The dolls that many collectors attribute to Tudor Rose are in fact Roddy – and have been mistakenly named so by collectors for years. Please notice them in the original Catalogue pictures I have with this article.
Roddy dolls started at 2 inches and went up to 21 inches in height. The company was inventive and liked trying new gimmicks and ideas. They made walking dolls with hard plastic dresses and a very attractive “Yes – No” doll – with a button in its tummy to makes its head shake no and agree yes. This was an early doll made of shiny plastic sold in regular toy shops as it would have been expensive to make and so expensive to buy. Then there was “Edna” the fully jointed doll – strange that Roddy chose to use the Victorian and Edwardian idea of a jointed body on a modern doll, reflections of a much earlier time maybe. Edna was dressed by Faerie Glen as were many of the 1950’s dressed dolls sold by the Roddy company.

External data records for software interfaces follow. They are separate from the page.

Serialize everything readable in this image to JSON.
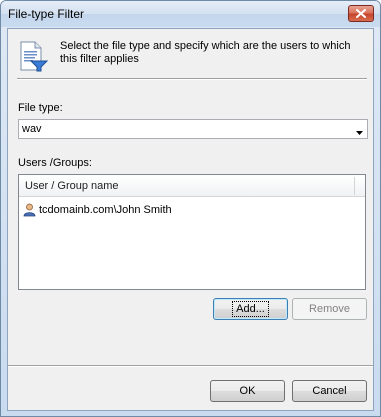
{
  "window": {
    "title": "File-type Filter",
    "close_icon": "close-icon"
  },
  "header": {
    "icon": "document-filter-icon",
    "description": "Select the file type and specify which are the users to which this filter applies"
  },
  "file_type": {
    "label": "File type:",
    "value": "wav"
  },
  "users": {
    "label": "Users /Groups:",
    "column_header": "User / Group name",
    "rows": [
      {
        "icon": "user-icon",
        "name": "tcdomainb.com\\John Smith"
      }
    ],
    "add_label": "Add...",
    "remove_label": "Remove"
  },
  "footer": {
    "ok_label": "OK",
    "cancel_label": "Cancel"
  },
  "colors": {
    "title_gradient_top": "#e6eef8",
    "close_red": "#c7452c",
    "client_bg": "#f0f0f0",
    "focus_border": "#3c7fb1"
  }
}
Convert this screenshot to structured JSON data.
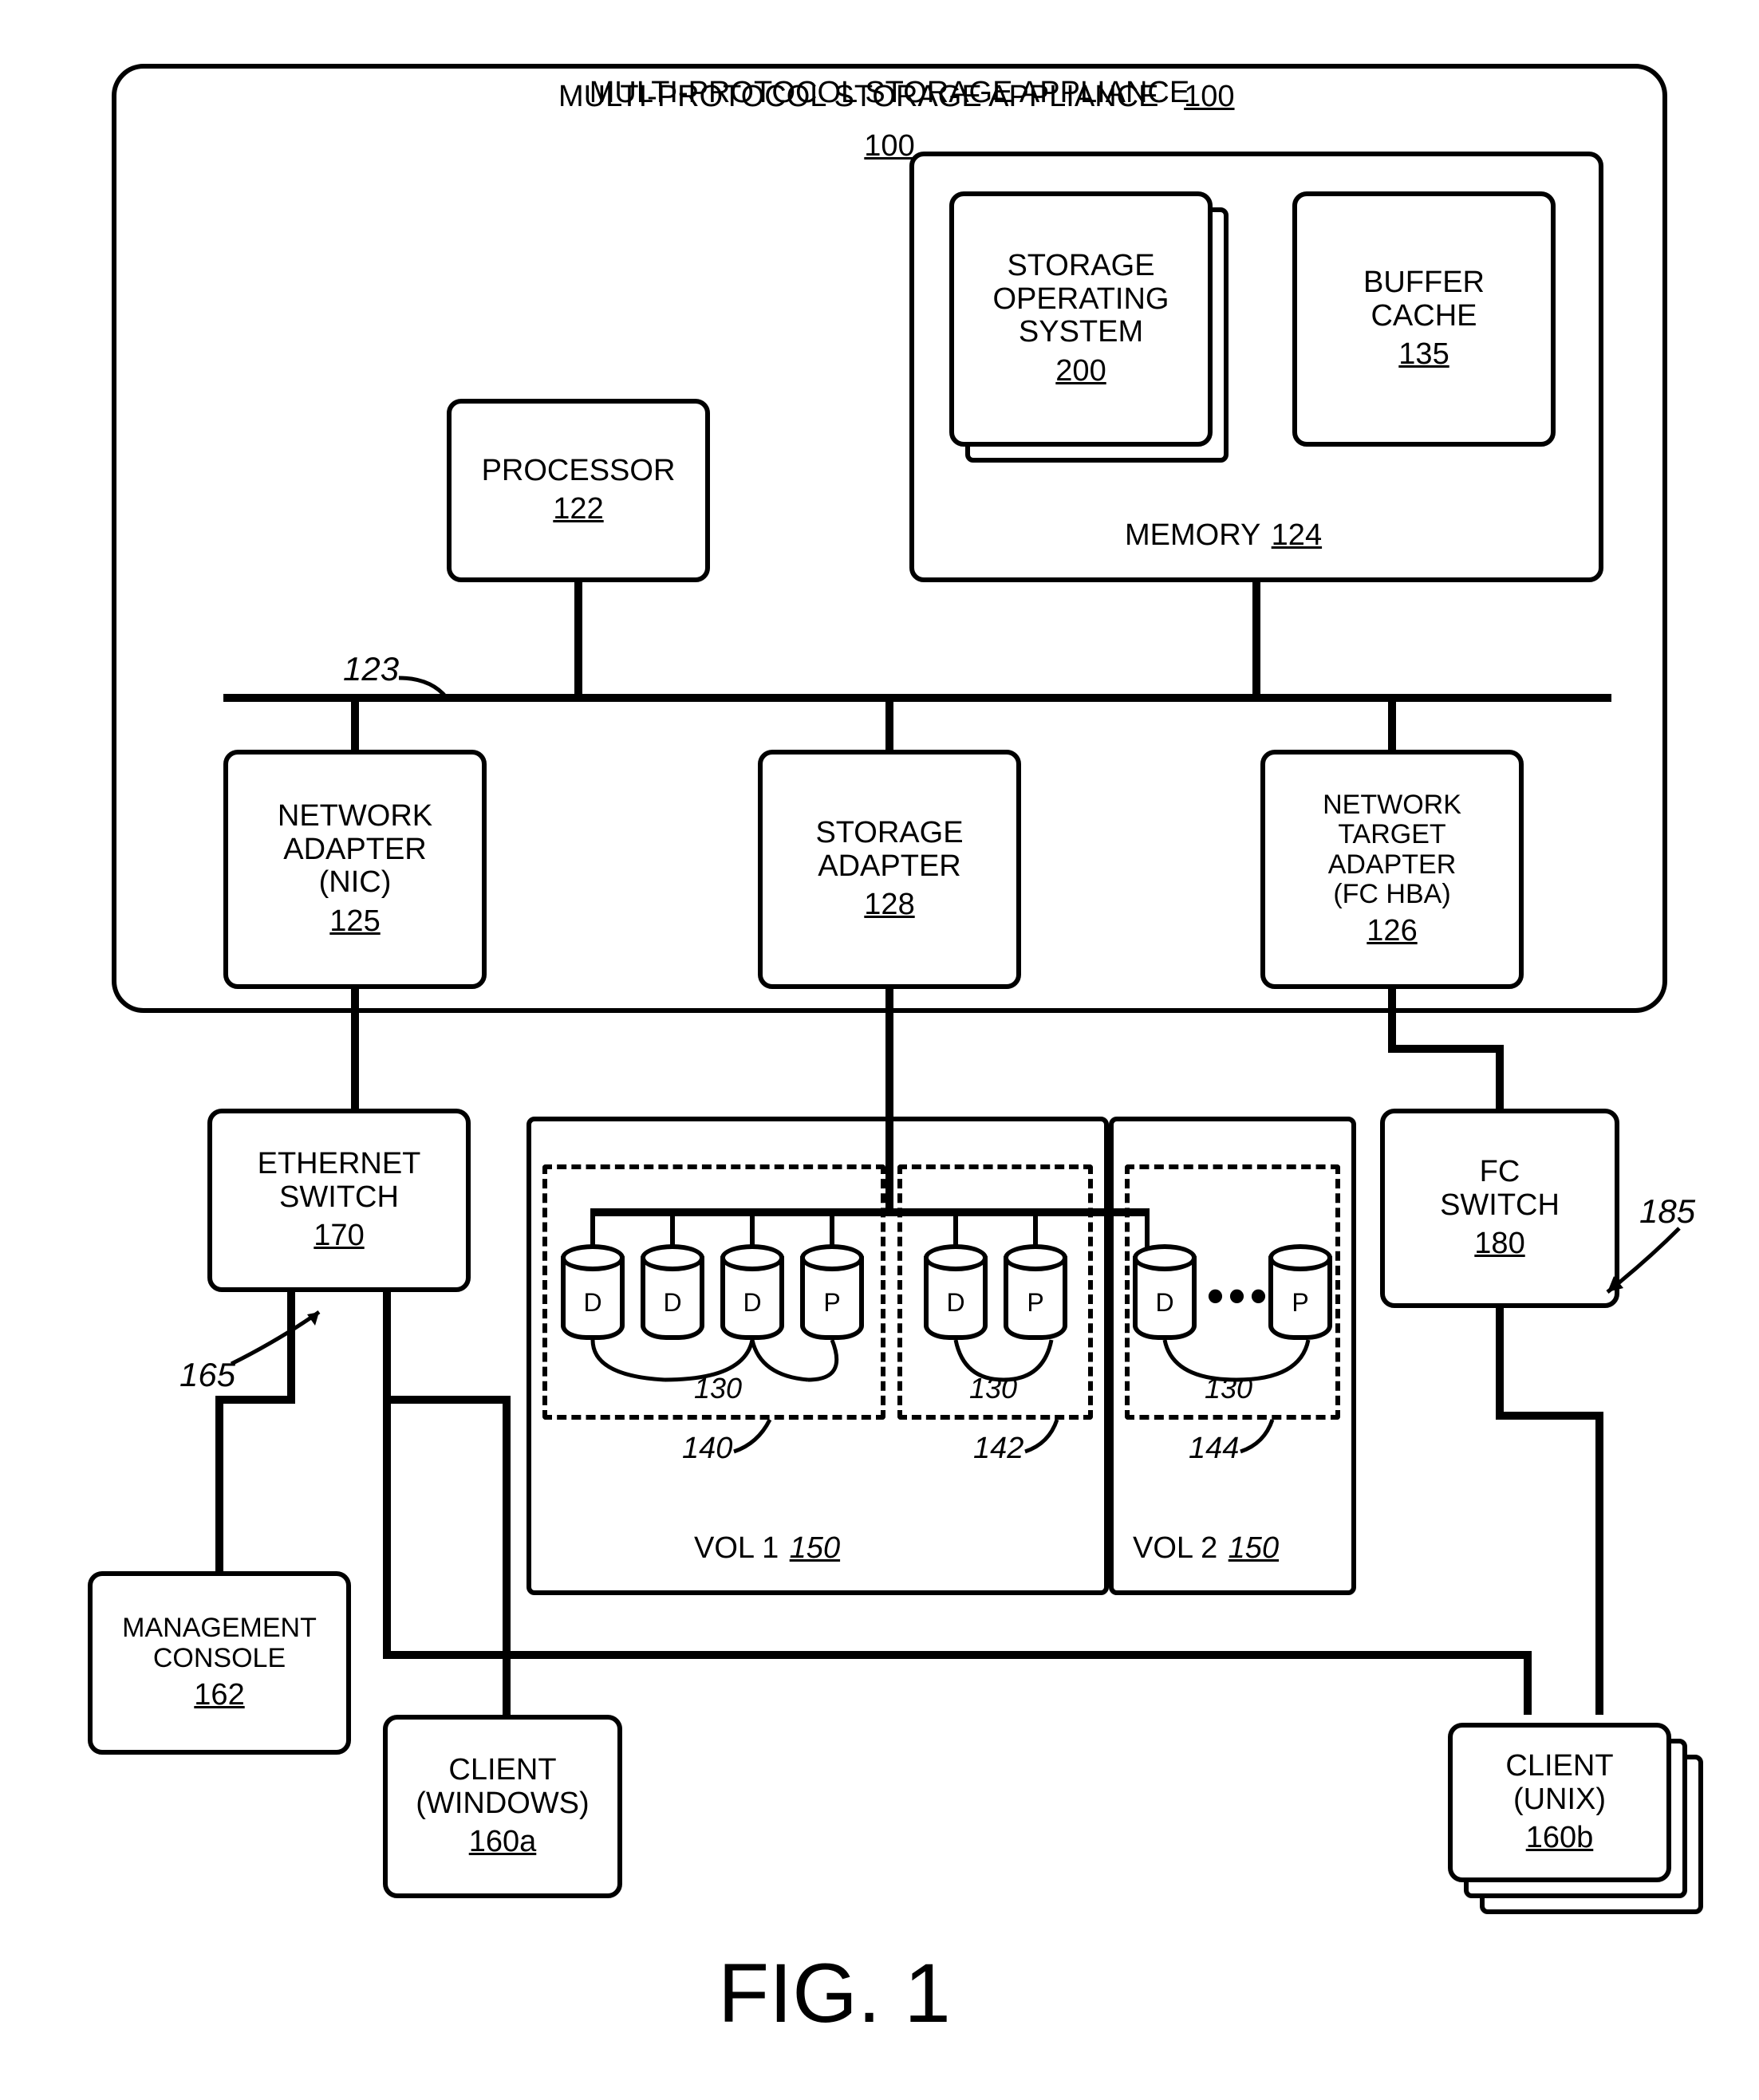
{
  "figure": "FIG. 1",
  "appliance": {
    "title": "MULTI-PROTOCOL STORAGE APPLIANCE",
    "ref": "100"
  },
  "processor": {
    "title": "PROCESSOR",
    "ref": "122"
  },
  "memory": {
    "title": "MEMORY",
    "ref": "124"
  },
  "os": {
    "title": "STORAGE\nOPERATING\nSYSTEM",
    "ref": "200"
  },
  "buffer": {
    "title": "BUFFER\nCACHE",
    "ref": "135"
  },
  "nic": {
    "title": "NETWORK\nADAPTER\n(NIC)",
    "ref": "125"
  },
  "storage_adapter": {
    "title": "STORAGE\nADAPTER",
    "ref": "128"
  },
  "target": {
    "title": "NETWORK\nTARGET\nADAPTER\n(FC HBA)",
    "ref": "126"
  },
  "eth": {
    "title": "ETHERNET\nSWITCH",
    "ref": "170"
  },
  "fc": {
    "title": "FC\nSWITCH",
    "ref": "180"
  },
  "console": {
    "title": "MANAGEMENT\nCONSOLE",
    "ref": "162"
  },
  "client_win": {
    "title": "CLIENT\n(WINDOWS)",
    "ref": "160a"
  },
  "client_unix": {
    "title": "CLIENT\n(UNIX)",
    "ref": "160b"
  },
  "vol1": {
    "label": "VOL 1",
    "ref": "150"
  },
  "vol2": {
    "label": "VOL 2",
    "ref": "150"
  },
  "raid": {
    "g1": "140",
    "g2": "142",
    "g3": "144"
  },
  "disk_ref": "130",
  "bus_ref": "123",
  "net165": "165",
  "net185": "185",
  "D": "D",
  "P": "P"
}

To return the favour Roddy made the dolls for Faerie Glen – when they designed a doll with a wardrobe of fashionable
outfits which was a similar concept to that of the American Ginny doll – these were the much loved “Tonie and Sally” 7.5inch dolls. These pretty little pocket dolls have become very collectable nowadays because of the wonderful miniature outfits and accessories that were made by Faerie Glen to compliment them.

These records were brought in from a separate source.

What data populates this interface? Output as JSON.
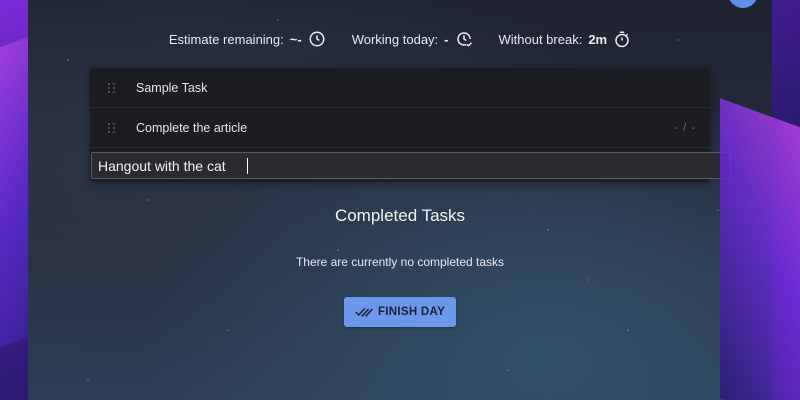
{
  "stats": {
    "estimate_label": "Estimate remaining:",
    "estimate_value": "~-",
    "working_label": "Working today:",
    "working_value": "-",
    "break_label": "Without break:",
    "break_value": "2m"
  },
  "tasks": [
    {
      "title": "Sample Task",
      "meta": ""
    },
    {
      "title": "Complete the article",
      "meta": "- / -"
    },
    {
      "title": "",
      "meta": ""
    }
  ],
  "add_task": {
    "value": "Hangout with the cat"
  },
  "completed": {
    "title": "Completed Tasks",
    "empty_message": "There are currently no completed tasks"
  },
  "finish_button": {
    "label": "FINISH DAY"
  },
  "colors": {
    "accent": "#6b98ea",
    "avatar": "#5f8fea"
  },
  "icons": {
    "estimate": "clock-icon",
    "working": "clock-check-icon",
    "break": "stopwatch-icon",
    "finish": "double-check-icon",
    "drag": "drag-handle-icon"
  }
}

Roddy made also made the shoes for their dolls and some of these were sold through Woolworths in small plastic bags with cardboard headers. They made collapsible drinking cups, combs and even Budgerigars water holders (please see catalogue picture).
Their first dolls made from vinyl were made during the late 1950’s and by the mid 1960’s the company was sold. The dolls where now sold as ‘Bluebell’ dolls though the dolls themselves often had the name ‘Roddy’ on them as some the dolls were cast from the old moulds. Production of Bluebell dolls ceased in 1974 and the company was sold to Denys Fisher.